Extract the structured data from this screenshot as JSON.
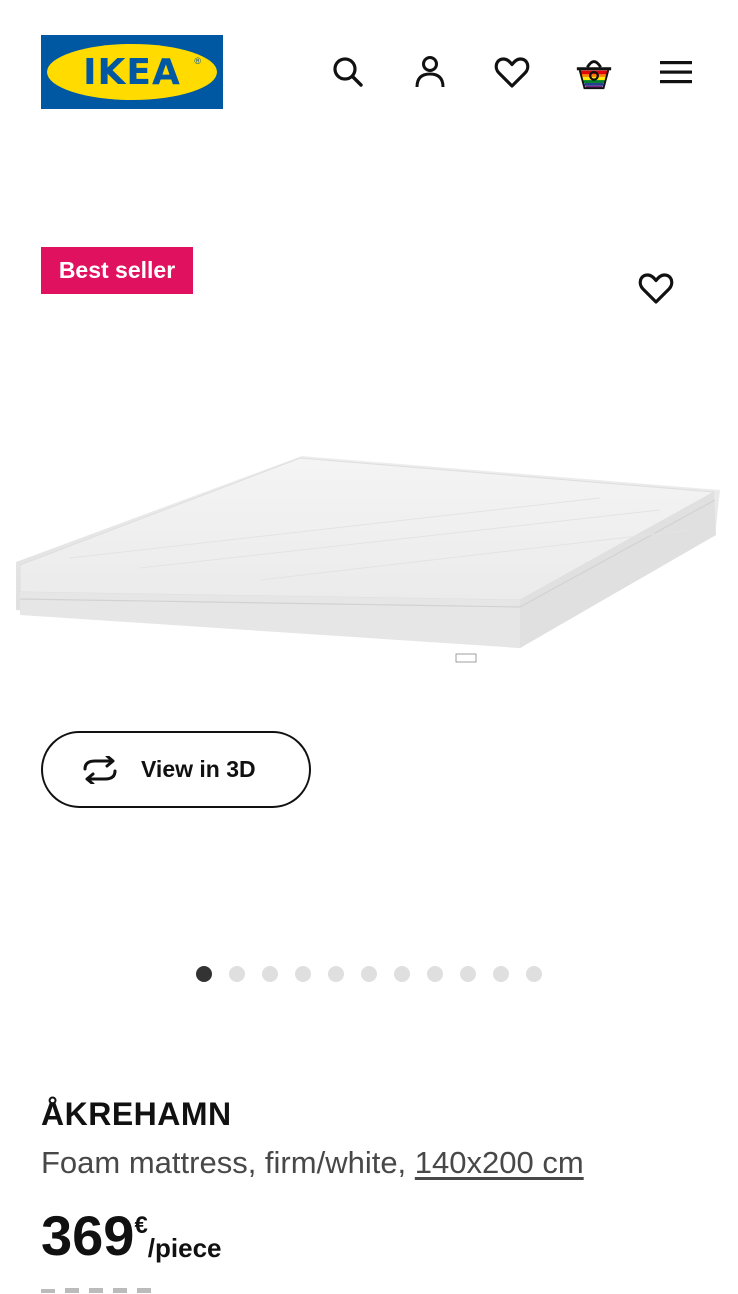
{
  "header": {
    "logo_text": "IKEA",
    "logo_reg": "®",
    "icons": [
      "search-icon",
      "account-icon",
      "heart-icon",
      "basket-icon",
      "menu-icon"
    ],
    "brand_colors": {
      "blue": "#0058a3",
      "yellow": "#ffdb00"
    }
  },
  "product": {
    "badge": "Best seller",
    "badge_color": "#e0115f",
    "view3d_label": "View in 3D",
    "gallery": {
      "total_images": 11,
      "active_index": 0
    },
    "name": "ÅKREHAMN",
    "description": "Foam mattress, firm/white, ",
    "size": "140x200 cm",
    "price": {
      "amount": "369",
      "currency": "€",
      "unit": "/piece"
    }
  }
}
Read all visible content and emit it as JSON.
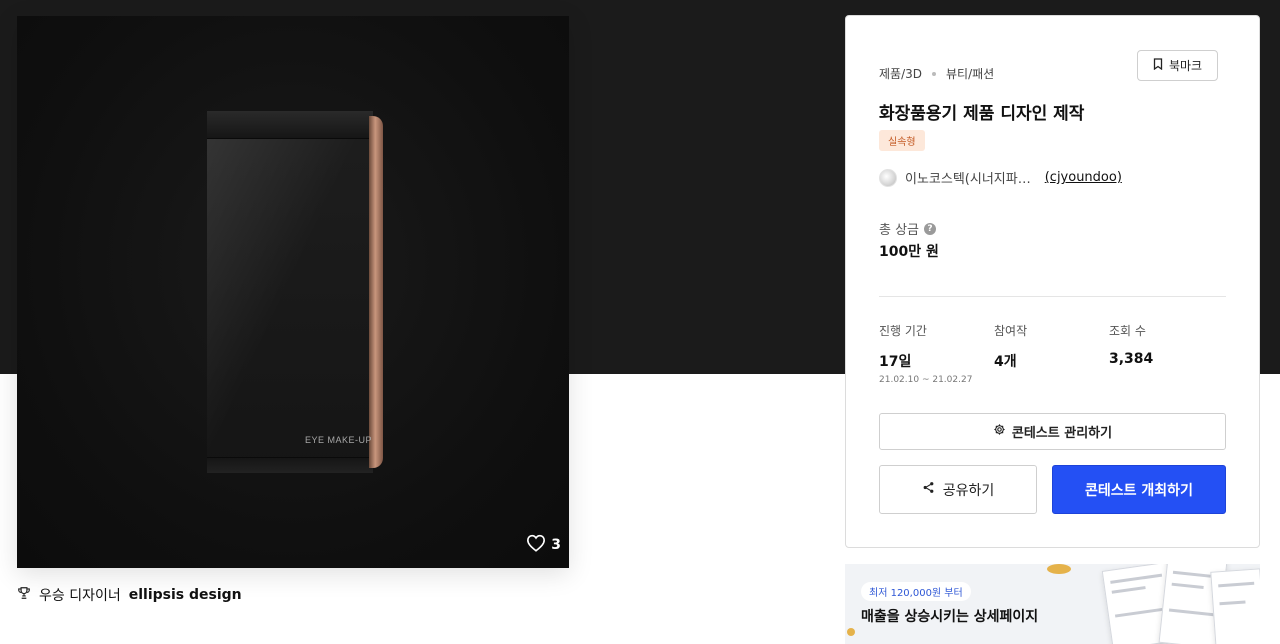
{
  "product": {
    "image_label": "EYE MAKE-UP",
    "like_count": "3"
  },
  "winner": {
    "prefix": "우승 디자이너",
    "name": "ellipsis design"
  },
  "contest": {
    "category_primary": "제품/3D",
    "category_secondary": "뷰티/패션",
    "bookmark_label": "북마크",
    "title": "화장품용기 제품 디자인 제작",
    "badge": "실속형",
    "host_name": "이노코스텍(시너지파…",
    "host_id": "(cjyoundoo)",
    "prize_label": "총 상금",
    "prize_value": "100만 원",
    "stats": {
      "period_label": "진행 기간",
      "period_value": "17일",
      "period_range": "21.02.10 ~ 21.02.27",
      "entries_label": "참여작",
      "entries_value": "4개",
      "views_label": "조회 수",
      "views_value": "3,384"
    },
    "manage_label": "콘테스트 관리하기",
    "share_label": "공유하기",
    "host_contest_label": "콘테스트 개최하기"
  },
  "promo": {
    "chip": "최저 120,000원 부터",
    "headline": "매출을 상승시키는 상세페이지"
  },
  "colors": {
    "primary_button": "#2450f4",
    "badge_bg": "#fde8da",
    "badge_text": "#c45b25",
    "hero_band": "#1b1b1b"
  },
  "icons": [
    "heart-icon",
    "trophy-icon",
    "bookmark-icon",
    "help-icon",
    "gear-icon",
    "share-icon"
  ]
}
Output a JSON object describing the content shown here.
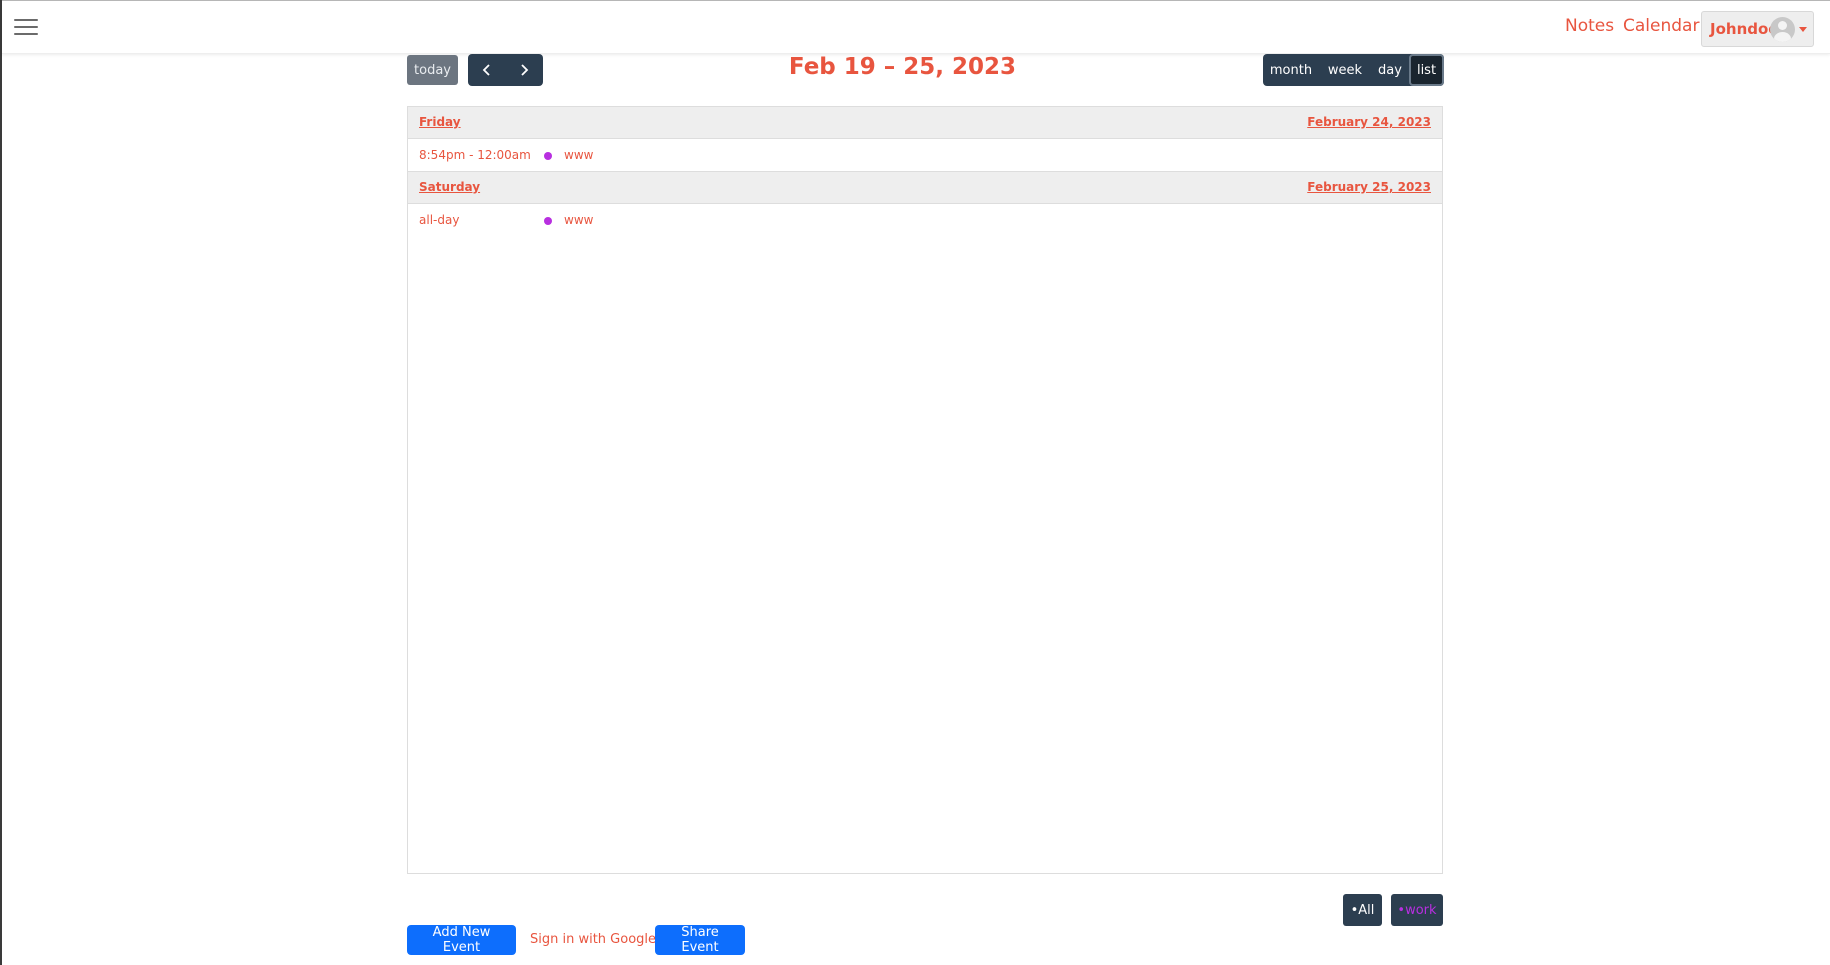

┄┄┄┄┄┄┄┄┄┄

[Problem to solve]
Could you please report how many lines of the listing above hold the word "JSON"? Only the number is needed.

[Worked solution]
3